I first heard about this community from Rabbi Andrew Sachs, a Philadelphia native who serves as the head of religious services and the Rabbinical Assembly of the Masorti (Conservative) Movement in Israel. Years ago, Rabbi Sachs had told me that he was going to Uganda to participate in a Bet Din (religious court) to convert members of the Abayudaya community. He told me that it is required that the Rabbis of a Bet Din sit on chairs but that the Abayudaya community was so primitive that the rabbis had to bring their own chairs because there were none in this remote region of Uganda. Today, about 400 Abayudaya have converted under the auspices of the Conservative movement; another 130 are seeking Orthodox conversion, with an eye towards immigrating to Israel.

The tribe now has its own Torah and a Conservative rabbi with approximately 2500 members. There is only one synagogue, the Nabugoye Synagogue, with a rabbi. Rabbi Gershom Sizomu was ordained at the Ziegler School of Rabbinic Studies at the University of Judaism (now the American Jewish University) in Los Angeles in 2008. He continues his family’s dynasty as his grandfather and father before him were spiritual leaders of the Abayudaya tribe.

In the congregation that my friend Moses serves there are 624 people. Last month, while the world was concerned with Iran, Moses Sebagabo put out a plea for help for his people on Facebook.

I will let his words speak on their own:
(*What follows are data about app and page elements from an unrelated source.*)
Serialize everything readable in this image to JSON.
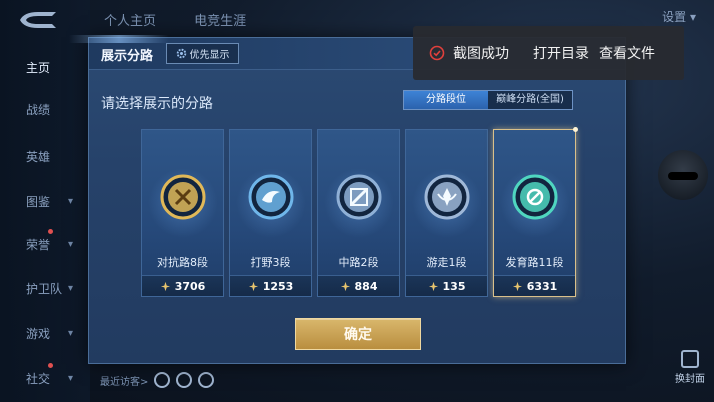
{
  "background": {
    "top_tabs": [
      "个人主页",
      "电竞生涯"
    ],
    "settings_label": "设置",
    "sidebar_items": [
      {
        "label": "主页",
        "active": true,
        "has_chevron": false,
        "badge": false
      },
      {
        "label": "战绩",
        "active": false,
        "has_chevron": false,
        "badge": false
      },
      {
        "label": "英雄",
        "active": false,
        "has_chevron": false,
        "badge": false
      },
      {
        "label": "图鉴",
        "active": false,
        "has_chevron": true,
        "badge": false
      },
      {
        "label": "荣誉",
        "active": false,
        "has_chevron": true,
        "badge": true
      },
      {
        "label": "护卫队",
        "active": false,
        "has_chevron": true,
        "badge": false
      },
      {
        "label": "游戏",
        "active": false,
        "has_chevron": true,
        "badge": false
      },
      {
        "label": "社交",
        "active": false,
        "has_chevron": true,
        "badge": true
      }
    ],
    "recent_visitors_label": "最近访客>",
    "replace_cover_label": "换封面"
  },
  "modal": {
    "title": "展示分路",
    "priority_label": "优先显示",
    "prompt": "请选择展示的分路",
    "toggle": {
      "active": "分路段位",
      "inactive": "巅峰分路(全国)"
    },
    "roles": [
      {
        "name": "对抗路8段",
        "score": "3706",
        "icon": "clash-lane-icon",
        "color": "#e0b858",
        "selected": false
      },
      {
        "name": "打野3段",
        "score": "1253",
        "icon": "jungle-icon",
        "color": "#6fb6ea",
        "selected": false
      },
      {
        "name": "中路2段",
        "score": "884",
        "icon": "mid-lane-icon",
        "color": "#8fb0d6",
        "selected": false
      },
      {
        "name": "游走1段",
        "score": "135",
        "icon": "roam-icon",
        "color": "#9fb8d8",
        "selected": false
      },
      {
        "name": "发育路11段",
        "score": "6331",
        "icon": "farm-lane-icon",
        "color": "#4fd6c0",
        "selected": true
      }
    ],
    "confirm_label": "确定"
  },
  "toast": {
    "message": "截图成功",
    "action_open": "打开目录",
    "action_view": "查看文件"
  },
  "colors": {
    "accent_gold": "#d9b76c",
    "toggle_blue": "#3e83d6",
    "toast_ok_red": "#e0403c"
  }
}
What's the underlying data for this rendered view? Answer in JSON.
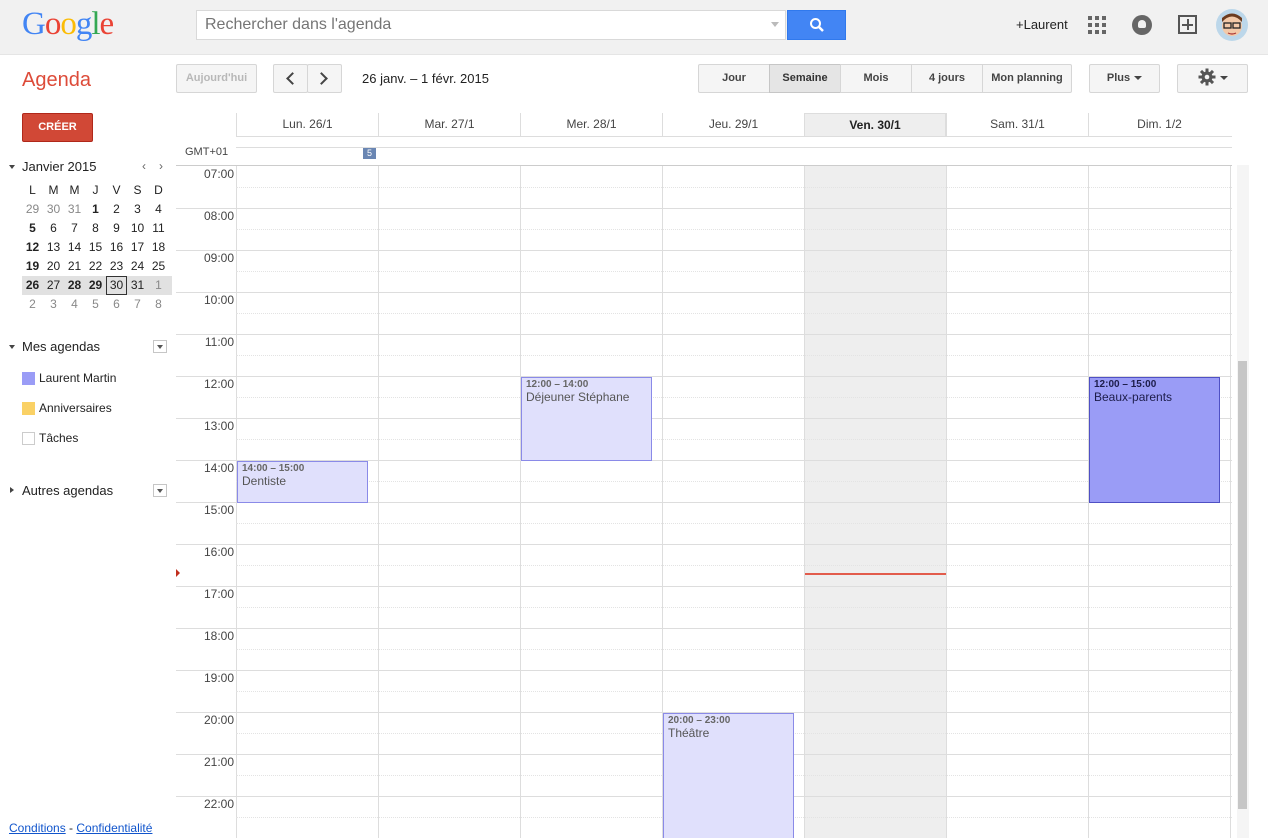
{
  "header": {
    "logo_letters": [
      "G",
      "o",
      "o",
      "g",
      "l",
      "e"
    ],
    "search_placeholder": "Rechercher dans l'agenda",
    "user_link": "+Laurent"
  },
  "toolbar": {
    "app_title": "Agenda",
    "today_label": "Aujourd'hui",
    "date_range": "26 janv. – 1 févr. 2015",
    "views": [
      "Jour",
      "Semaine",
      "Mois",
      "4 jours",
      "Mon planning"
    ],
    "active_view": "Semaine",
    "more_label": "Plus"
  },
  "sidebar": {
    "create_label": "CRÉER",
    "mini_calendar": {
      "month_label": "Janvier 2015",
      "prev": "‹",
      "next": "›",
      "weekdays": [
        "L",
        "M",
        "M",
        "J",
        "V",
        "S",
        "D"
      ],
      "weeks": [
        [
          "29",
          "30",
          "31",
          "1",
          "2",
          "3",
          "4"
        ],
        [
          "5",
          "6",
          "7",
          "8",
          "9",
          "10",
          "11"
        ],
        [
          "12",
          "13",
          "14",
          "15",
          "16",
          "17",
          "18"
        ],
        [
          "19",
          "20",
          "21",
          "22",
          "23",
          "24",
          "25"
        ],
        [
          "26",
          "27",
          "28",
          "29",
          "30",
          "31",
          "1"
        ],
        [
          "2",
          "3",
          "4",
          "5",
          "6",
          "7",
          "8"
        ]
      ]
    },
    "my_calendars_label": "Mes agendas",
    "my_calendars": [
      {
        "name": "Laurent Martin",
        "color": "#9a9cf6"
      },
      {
        "name": "Anniversaires",
        "color": "#fad165"
      },
      {
        "name": "Tâches",
        "color": "#ffffff"
      }
    ],
    "other_calendars_label": "Autres agendas",
    "footer": {
      "terms": "Conditions",
      "sep": " - ",
      "privacy": "Confidentialité"
    }
  },
  "calendar": {
    "timezone": "GMT+01",
    "allday_badge": "5",
    "days": [
      "Lun. 26/1",
      "Mar. 27/1",
      "Mer. 28/1",
      "Jeu. 29/1",
      "Ven. 30/1",
      "Sam. 31/1",
      "Dim. 1/2"
    ],
    "today_day": "Ven. 30/1",
    "hours": [
      "07:00",
      "08:00",
      "09:00",
      "10:00",
      "11:00",
      "12:00",
      "13:00",
      "14:00",
      "15:00",
      "16:00",
      "17:00",
      "18:00",
      "19:00",
      "20:00",
      "21:00",
      "22:00"
    ],
    "events": [
      {
        "day": "Lun. 26/1",
        "time": "14:00 – 15:00",
        "title": "Dentiste",
        "color": "#e0e0fc"
      },
      {
        "day": "Mer. 28/1",
        "time": "12:00 – 14:00",
        "title": "Déjeuner Stéphane",
        "color": "#e0e0fc"
      },
      {
        "day": "Jeu. 29/1",
        "time": "20:00 – 23:00",
        "title": "Théâtre",
        "color": "#e0e0fc"
      },
      {
        "day": "Dim. 1/2",
        "time": "12:00 – 15:00",
        "title": "Beaux-parents",
        "color": "#9a9cf6"
      }
    ]
  },
  "colors": {
    "accent_red": "#dd4b39",
    "create_red": "#d14836",
    "search_blue": "#4285f4",
    "now_line": "#e25c4c"
  }
}
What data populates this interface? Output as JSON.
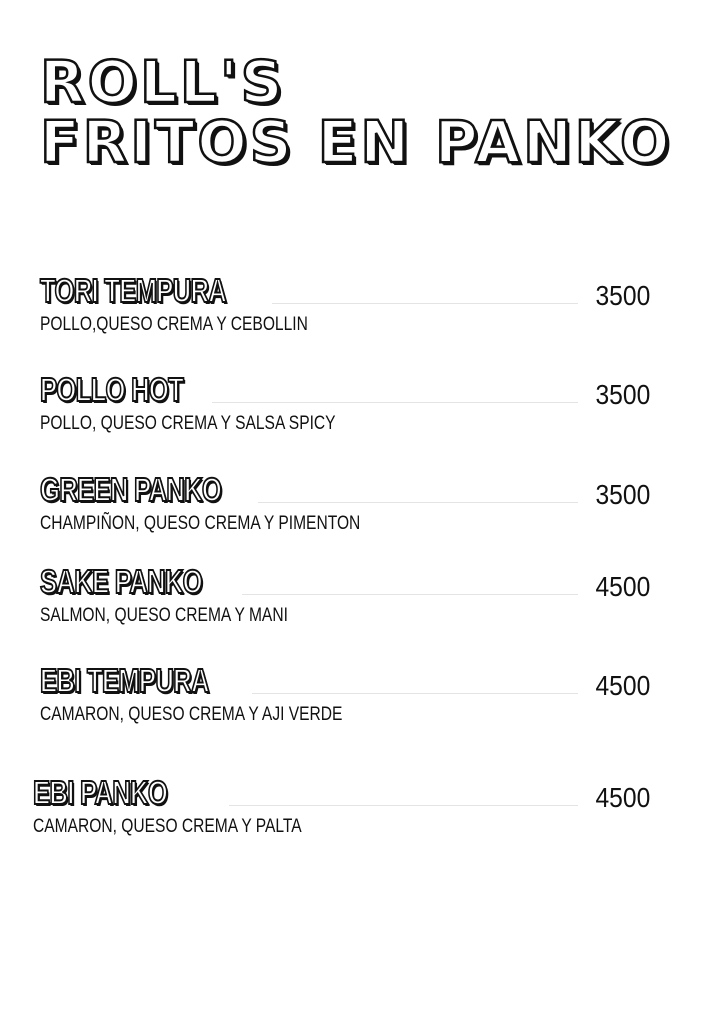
{
  "menu": {
    "title_line_1": "ROLL'S",
    "title_line_2": "FRITOS EN PANKO",
    "items": [
      {
        "name": "TORI TEMPURA",
        "description": "POLLO,QUESO CREMA Y CEBOLLIN",
        "price": "3500"
      },
      {
        "name": "POLLO HOT",
        "description": "POLLO, QUESO CREMA Y SALSA SPICY",
        "price": "3500"
      },
      {
        "name": "GREEN PANKO",
        "description": "CHAMPIÑON, QUESO CREMA Y PIMENTON",
        "price": "3500"
      },
      {
        "name": "SAKE PANKO",
        "description": "SALMON, QUESO CREMA Y MANI",
        "price": "4500"
      },
      {
        "name": "EBI TEMPURA",
        "description": "CAMARON, QUESO CREMA Y AJI VERDE",
        "price": "4500"
      },
      {
        "name": "EBI PANKO",
        "description": "CAMARON, QUESO CREMA Y PALTA",
        "price": "4500"
      }
    ]
  }
}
“Today there was a heavy downpour (Rain) in my village and our only protected water source for drinking and domestic use flooded. We are worried of the water borne diseases since we have only one water source in our village. Your prayers, support and suggestions are highly welcome.”

Later the same day:
“Dear friends, as per my call for your good intervention(s) to the need of clean and safe water in my village, the only quick solution is the purchase and distribution of Water Purifier. That will safeguard the lives of Community members from the water borne diseases. Without that, our lives are in great danger.

“We humbly look forward for your prayers, support and suggestions.

“Our Community has 624 people. All survive by that only water source. So, 624 are the affected people. We live in a remote Village where we have no International aid Organization.”

IMG_0896A few days later, the crisis worsened with three people contracting typhoid being hospitalized:

“A great help is needed. As we look for a permanent water plan, at this time, we need water purifier since there are already cases of typhoid in the area as a result of water contamination. Is this something you can give a hand?”

Not knowing what was involved, I wrote Moses, “I am happy to try to raise funds for a water purifier. Is this something you can purchase there – if so, how much does it cost? If not, can you tell me what you need and how we would get it to you?”

I was surprised by his response: “Water purifiers (Chlorine) and a water dispenser are sold here at a cost of at a cost of $75. I believe that purchasing one water dispenser can be planted at the spring where everybody can have access to it when collecting water. With filling Chlorine, I can take charge to be filling the dispenser whenever it gets finished.

“Per now, it needs $75 to purchase Chlorine and one water dispenser. Truth need to be said: $75 will safeguard the lives of many here in my remote village as we look for a long term solution. Thanks”

For me it was a no-brainer. The next morning I went to the post office and I wired Moses $75 via Western Union and saved 624 lives in Uganda.

The village is still looking for a long-term solution to their water crisis. If you are interested in saving and enriching lives by either helping solve their water crisis or with Jewish educational initiatives, please contact Moses at

Alternatively, you can let me know your thoughts about Iran.

I look forward to reading your comments.